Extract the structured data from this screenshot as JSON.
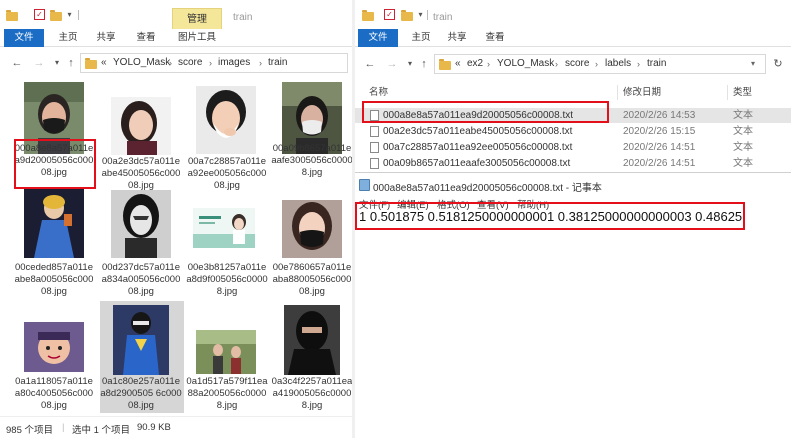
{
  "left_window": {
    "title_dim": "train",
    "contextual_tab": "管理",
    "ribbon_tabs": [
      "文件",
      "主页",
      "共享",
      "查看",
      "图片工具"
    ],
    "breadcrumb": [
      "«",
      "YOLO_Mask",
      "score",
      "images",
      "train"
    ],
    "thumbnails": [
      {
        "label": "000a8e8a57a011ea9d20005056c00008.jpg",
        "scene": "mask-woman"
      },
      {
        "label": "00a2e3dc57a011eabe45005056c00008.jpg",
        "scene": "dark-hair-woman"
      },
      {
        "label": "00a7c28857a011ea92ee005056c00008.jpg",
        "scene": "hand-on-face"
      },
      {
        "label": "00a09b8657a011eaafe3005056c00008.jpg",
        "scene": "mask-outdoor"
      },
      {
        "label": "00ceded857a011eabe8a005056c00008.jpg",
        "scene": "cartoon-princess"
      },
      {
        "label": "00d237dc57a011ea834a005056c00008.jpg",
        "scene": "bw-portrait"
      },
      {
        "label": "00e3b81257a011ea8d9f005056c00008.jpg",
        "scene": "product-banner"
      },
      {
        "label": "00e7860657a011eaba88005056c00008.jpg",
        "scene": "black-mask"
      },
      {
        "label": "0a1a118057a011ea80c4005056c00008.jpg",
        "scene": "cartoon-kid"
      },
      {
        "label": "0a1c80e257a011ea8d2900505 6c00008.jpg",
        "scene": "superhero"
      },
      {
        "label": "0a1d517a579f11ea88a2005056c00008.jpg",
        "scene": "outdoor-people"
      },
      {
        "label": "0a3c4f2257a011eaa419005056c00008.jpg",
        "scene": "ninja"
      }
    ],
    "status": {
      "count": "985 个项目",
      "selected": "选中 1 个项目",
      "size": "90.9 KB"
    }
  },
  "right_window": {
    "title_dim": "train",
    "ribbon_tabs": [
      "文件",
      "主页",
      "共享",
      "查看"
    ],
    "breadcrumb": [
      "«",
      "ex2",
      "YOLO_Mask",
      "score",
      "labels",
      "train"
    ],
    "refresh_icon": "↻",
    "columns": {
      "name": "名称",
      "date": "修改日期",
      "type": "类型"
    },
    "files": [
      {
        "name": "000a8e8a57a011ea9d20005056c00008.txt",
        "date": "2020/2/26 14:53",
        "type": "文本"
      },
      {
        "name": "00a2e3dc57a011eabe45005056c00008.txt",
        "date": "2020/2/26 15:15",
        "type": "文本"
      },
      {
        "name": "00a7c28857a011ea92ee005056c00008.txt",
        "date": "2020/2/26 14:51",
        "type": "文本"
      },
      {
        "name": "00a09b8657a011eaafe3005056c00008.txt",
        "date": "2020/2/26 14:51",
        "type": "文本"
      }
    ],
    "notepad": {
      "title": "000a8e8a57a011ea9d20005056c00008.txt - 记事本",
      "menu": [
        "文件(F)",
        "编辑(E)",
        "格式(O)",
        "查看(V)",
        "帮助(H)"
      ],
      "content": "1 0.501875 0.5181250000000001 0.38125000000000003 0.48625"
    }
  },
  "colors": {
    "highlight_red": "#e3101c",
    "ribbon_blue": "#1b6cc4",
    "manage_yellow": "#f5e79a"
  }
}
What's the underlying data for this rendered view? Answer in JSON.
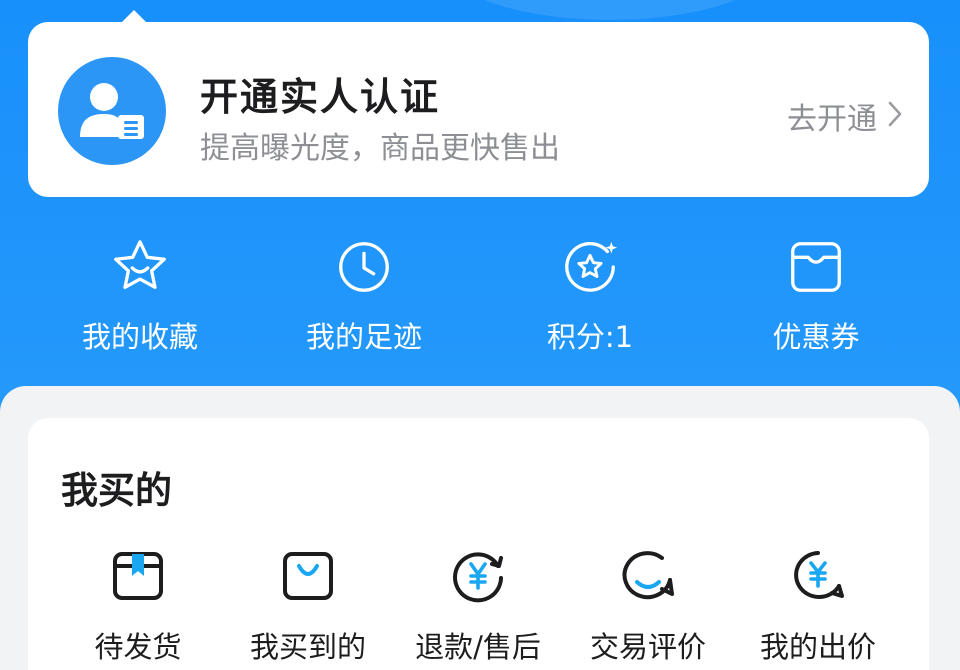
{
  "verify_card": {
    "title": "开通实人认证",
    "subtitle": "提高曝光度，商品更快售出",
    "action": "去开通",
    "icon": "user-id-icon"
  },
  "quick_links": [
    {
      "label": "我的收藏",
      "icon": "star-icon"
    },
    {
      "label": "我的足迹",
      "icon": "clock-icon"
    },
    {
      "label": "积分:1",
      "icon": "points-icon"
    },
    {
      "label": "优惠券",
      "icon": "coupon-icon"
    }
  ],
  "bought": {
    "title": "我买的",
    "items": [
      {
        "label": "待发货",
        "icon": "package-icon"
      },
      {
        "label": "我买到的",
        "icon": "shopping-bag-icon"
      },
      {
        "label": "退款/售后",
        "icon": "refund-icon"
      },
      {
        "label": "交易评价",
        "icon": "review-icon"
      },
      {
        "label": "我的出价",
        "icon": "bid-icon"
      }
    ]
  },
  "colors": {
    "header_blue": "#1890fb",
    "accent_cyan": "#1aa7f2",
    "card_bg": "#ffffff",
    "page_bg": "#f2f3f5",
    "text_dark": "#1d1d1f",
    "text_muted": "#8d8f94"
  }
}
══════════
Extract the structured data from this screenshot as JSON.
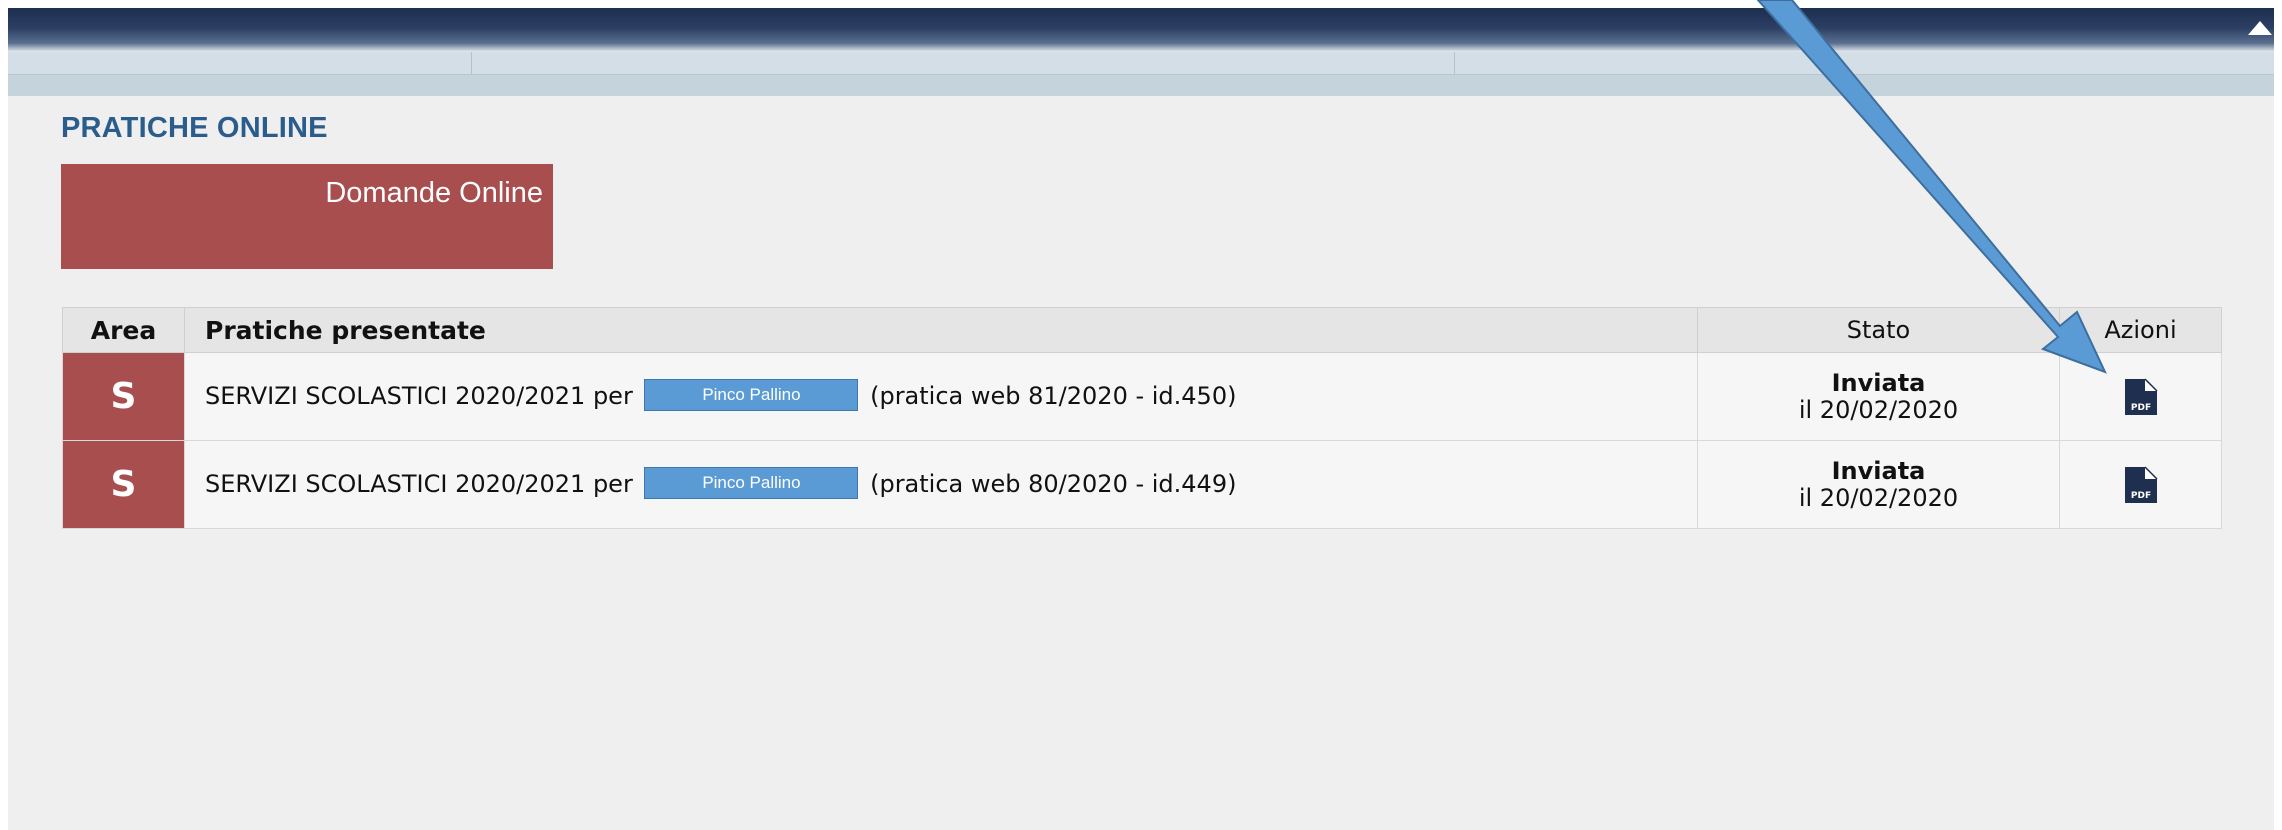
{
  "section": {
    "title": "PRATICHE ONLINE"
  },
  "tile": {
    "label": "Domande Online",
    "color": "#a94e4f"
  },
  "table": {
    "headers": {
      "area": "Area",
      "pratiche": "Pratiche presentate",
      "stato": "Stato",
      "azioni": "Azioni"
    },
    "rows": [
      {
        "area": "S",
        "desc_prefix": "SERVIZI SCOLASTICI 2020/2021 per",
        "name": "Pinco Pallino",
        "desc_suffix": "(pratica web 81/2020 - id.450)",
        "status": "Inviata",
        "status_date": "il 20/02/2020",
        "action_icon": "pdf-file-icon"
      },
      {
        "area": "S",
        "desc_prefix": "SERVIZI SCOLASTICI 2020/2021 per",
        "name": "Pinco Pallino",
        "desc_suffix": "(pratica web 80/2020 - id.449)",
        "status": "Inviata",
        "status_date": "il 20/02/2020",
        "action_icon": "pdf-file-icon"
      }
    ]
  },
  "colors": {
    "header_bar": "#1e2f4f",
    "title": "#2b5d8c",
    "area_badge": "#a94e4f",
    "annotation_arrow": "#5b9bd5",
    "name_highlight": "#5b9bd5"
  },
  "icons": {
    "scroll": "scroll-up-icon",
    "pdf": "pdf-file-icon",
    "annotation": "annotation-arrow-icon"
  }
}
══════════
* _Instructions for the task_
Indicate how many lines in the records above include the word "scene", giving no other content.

* _Response area_
12